It seems proper capex reserve budgeting for cheaper SFRs will typically make up a larger percentage of rental payments which eats into cash flow, so I'm wondering what the real financial performance of these investments is for the folks who have invested whether you've realized a CapEx event already or are just planning for it.

Thank you!

Disclosure: CEO Rent To Retirement

@Max Sack

I will let the investors speak about their experiences as well, but I'll throw in my two cents.

Have you checked out the FAQ page on our site?  This question is answered in great detail there along with many other questions as well.

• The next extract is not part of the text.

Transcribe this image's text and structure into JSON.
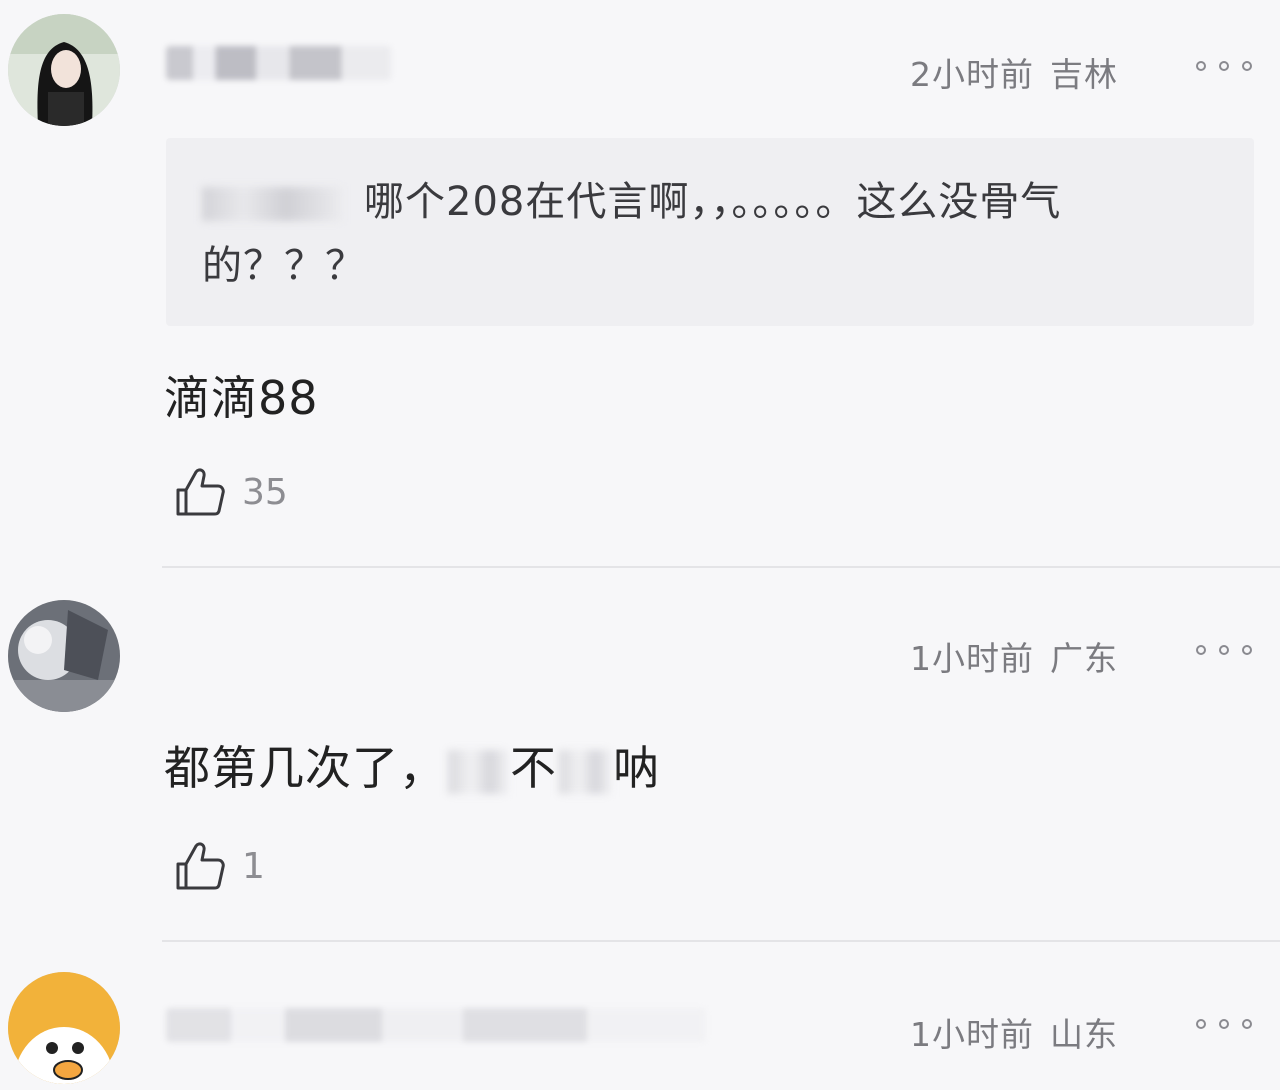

You are correct that capex can be a large expense that can eat up cash flow.  Our requirement is that there is significant life left in all major systems so you would not anticipate having a capex item within a reasonable period of time owning a rental.  Of course if you are holding a property for many years you need to factor in capex repairs, but you also need to account for rental increases, appreciation, debt reduction, depreciation, etc.  We've found that most of our clients hold properties between 3-5 years, and then choose to sell them as they've built up enough equity to 1031 into other investments to expand & scale their portfolio.  If you are holding for this amount of time you will likely not have any capex, and we would not expect you to therefore we do not factor that in a typical holding period.  You always need to run your own numbers based on what your goals are, and anticipated holding period.  This is why you simply cannot have standard numbers in terms of what you run for vac, mait, capex, etc.  Each property, market, disposition, etc. could be quite different.  With our TK properties we base #s off of what we typically see with the average client, and past deals.  It is also important to keep in mind that we have new construction where every system is brand new, and in some select markets there are system warranties that could extend from 5 years to 20 years.  So lots to go into when considering this aspect of evaluating rentals, and what the best choice is for you.  Hope this helps some.

@Max Sack

We have had many rentals purchased through them for many years.  No unexpected cap ex expenses, and as zack mentioned we've done a 1031 on a couple properties that appreciated quite well to buy other rentals.  It's always good to have reserves for any rental you have, but I think going this route with a reputable company helps to mitigate the unexpected items.

@Pretty Khare

Yes, feel free to PM me.

I just looked over their listings. Are they serious about 3% vacancies and 3% repairs??? Those are insanely deflated figures. I'm putting aside 8% for vacancies and 10% for repairs and that's not enough to cover repairs/turnivers in a completely gut-renovated house in an area with great employment all year round !...